It is more probable that we will find microbial life on other planets before we find intelligent life. Like I discussed above, it requires a very specific set of conditions for intelligent life to develop and certain conditions must be met for it to survive. For one thing, an atmosphere is required. Life can obviously exist without an atmosphere as it does in the deep ocean or underground, but an atmosphere is needed for it to be at the surface. Other factors affecting whether life can exist may include how much energy a planet receives from its parent star, how much matter it has, how warm the planet’s surface is, and whether the planet is at the right distance from its parent star to have liquid water. Life may even exist below the surface of a planet. However, it would be difficult to study this without digging deep beneath the surface and building very complex machines in order to see what lies beneath.
What would we do if we found intelligent life elsewhere in the universe? I think we’d have three choices: flee from them and hope they’re peaceful; try to make contact with them; or destroy them. If we make contact with another civilization, it’s very likely that they would be technologically superior to us, so perhaps we should fear them. But to fear something just because you don’t understand it is a childish mindset. And if they were at the same level of technological advancement as us, then we could always trade with them. This would be very profitable to us and help human civilization reach heights far beyond what we can imagine.
We may even find non-organic life elsewhere in the universe. Non-organic life is life that does not require carbon and uses different elements, such as silicon, instead. It may very well be that the fundamental basis of non-organic life is so easy to create that it spontaneously arises in a process very similar to evolution on Earth.
It is clear that space exploration will play a large role in expanding human civilization, but there are still many unknowns about exoplanets and the lives that may exist around them. And those lives may already be at a level far beyond what we can imagine.
Consider what would happen if they had a level of technology that was so far beyond us that it could be used to travel to other parts of the universe in an instant. Perhaps they could even manipulate space and time itself to achieve such feats. If we ever do make contact with such a species (or even a more advanced version of our own), we should hope that they are benevolent; because if not, then it may very well mean the end of humanity.
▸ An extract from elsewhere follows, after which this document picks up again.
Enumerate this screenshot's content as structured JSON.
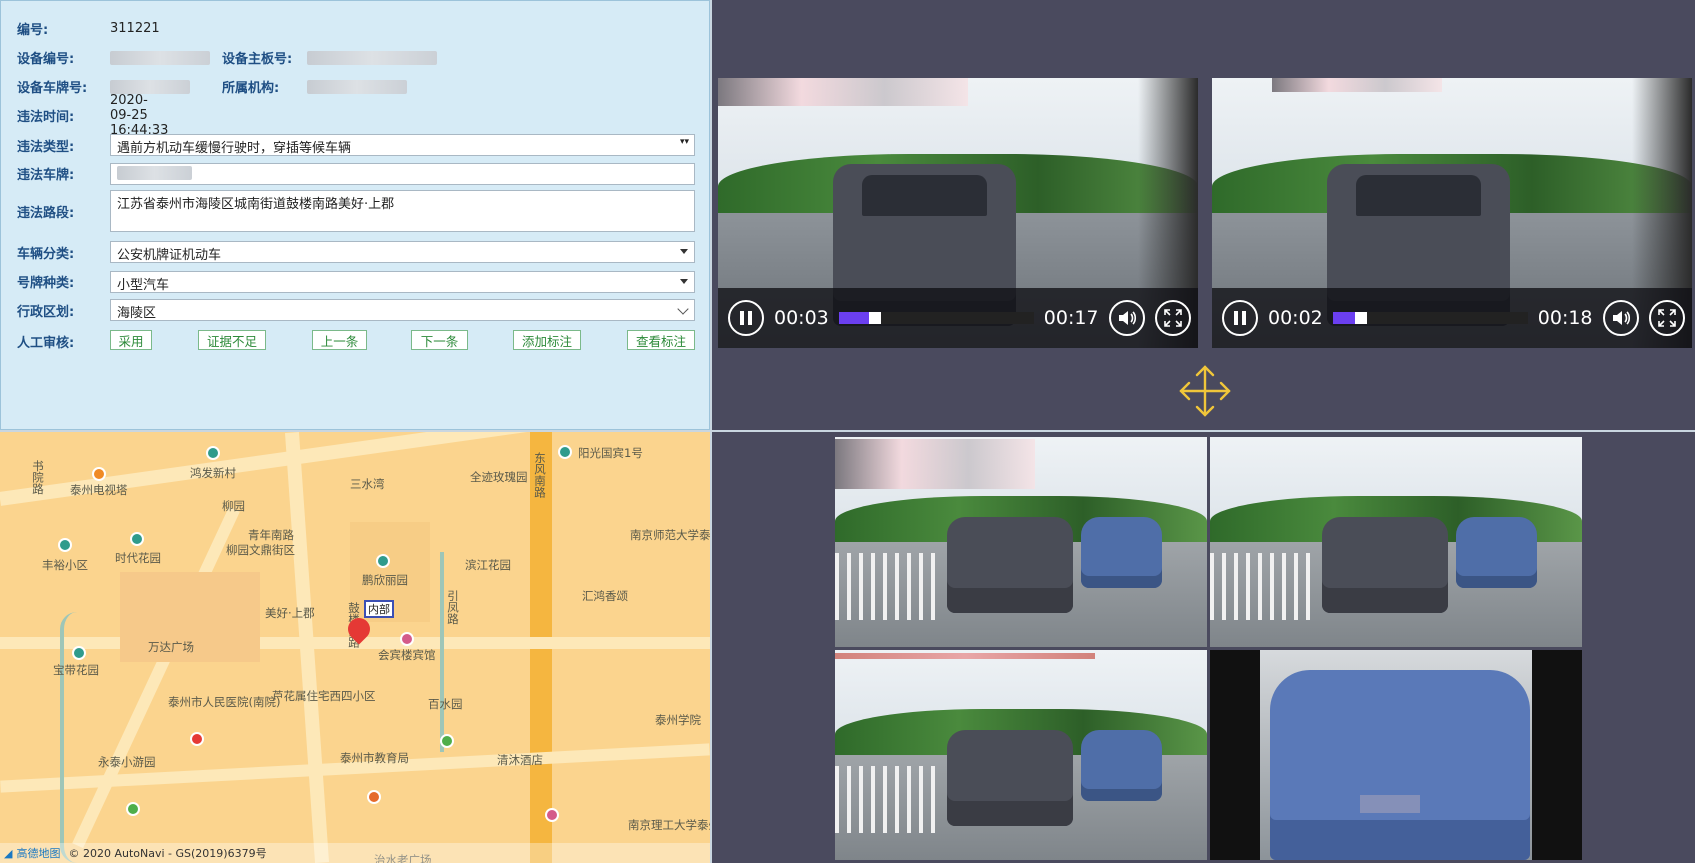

It is also possible that perhaps humanity was not meant to be a spacefaring race. Perhaps Earth was meant to be the only place in the universe with life. It could be that we are destined to live and die here, without ever knowing what lies beyond our own planet. Maybe we have a purpose, maybe we don’t. Only time will tell.